For the string "selected", search the entries below and copy every line where it appears.

========================

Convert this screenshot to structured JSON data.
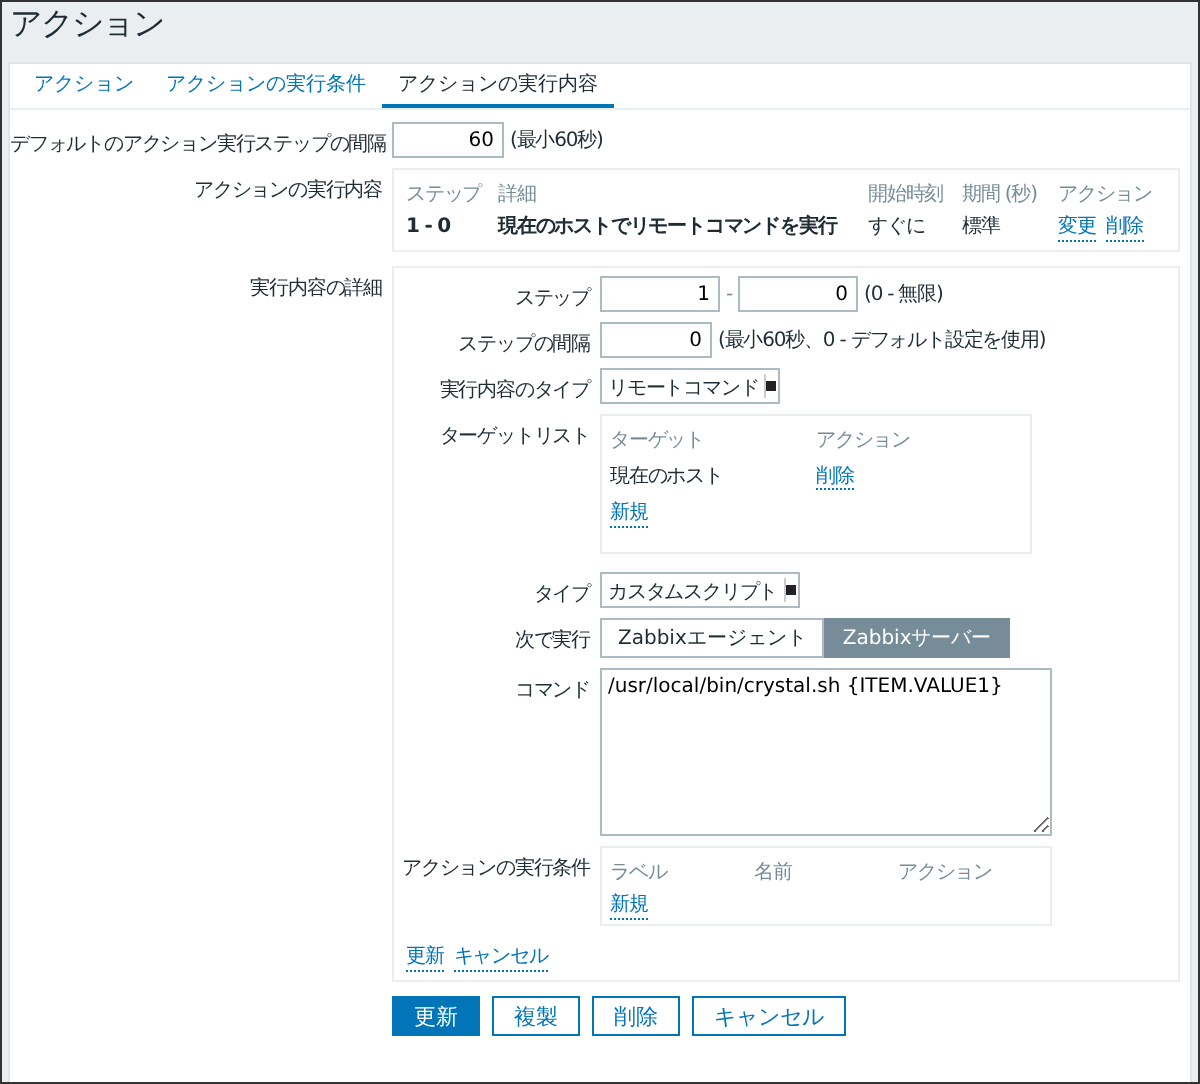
{
  "title": "アクション",
  "tabs": [
    {
      "label": "アクション",
      "selected": false
    },
    {
      "label": "アクションの実行条件",
      "selected": false
    },
    {
      "label": "アクションの実行内容",
      "selected": true
    }
  ],
  "default_step": {
    "label": "デフォルトのアクション実行ステップの間隔",
    "value": "60",
    "hint": "(最小60秒)"
  },
  "operations": {
    "label": "アクションの実行内容",
    "columns": [
      "ステップ",
      "詳細",
      "開始時刻",
      "期間 (秒)",
      "アクション"
    ],
    "rows": [
      {
        "steps": "1 - 0",
        "details": "現在のホストでリモートコマンドを実行",
        "start": "すぐに",
        "duration": "標準",
        "links": [
          "変更",
          "削除"
        ]
      }
    ]
  },
  "details": {
    "label": "実行内容の詳細",
    "step": {
      "label": "ステップ",
      "from": "1",
      "separator": "-",
      "to": "0",
      "hint": "(0 - 無限)"
    },
    "step_interval": {
      "label": "ステップの間隔",
      "value": "0",
      "hint": "(最小60秒、0 - デフォルト設定を使用)"
    },
    "operation_type": {
      "label": "実行内容のタイプ",
      "value": "リモートコマンド"
    },
    "target_list": {
      "label": "ターゲットリスト",
      "columns": [
        "ターゲット",
        "アクション"
      ],
      "rows": [
        {
          "target": "現在のホスト",
          "action": "削除"
        }
      ],
      "add": "新規"
    },
    "type": {
      "label": "タイプ",
      "value": "カスタムスクリプト"
    },
    "execute_on": {
      "label": "次で実行",
      "options": [
        {
          "label": "Zabbixエージェント",
          "selected": false
        },
        {
          "label": "Zabbixサーバー",
          "selected": true
        }
      ]
    },
    "command": {
      "label": "コマンド",
      "value": "/usr/local/bin/crystal.sh {ITEM.VALUE1}"
    },
    "conditions": {
      "label": "アクションの実行条件",
      "columns": [
        "ラベル",
        "名前",
        "アクション"
      ],
      "add": "新規"
    },
    "links": [
      "更新",
      "キャンセル"
    ]
  },
  "buttons": [
    {
      "label": "更新",
      "kind": "primary"
    },
    {
      "label": "複製",
      "kind": "secondary"
    },
    {
      "label": "削除",
      "kind": "secondary"
    },
    {
      "label": "キャンセル",
      "kind": "secondary"
    }
  ]
}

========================

EXERCISE SOLUTION:
      "selected": false
      "selected": false
      "selected": true
          "selected": false
          "selected": true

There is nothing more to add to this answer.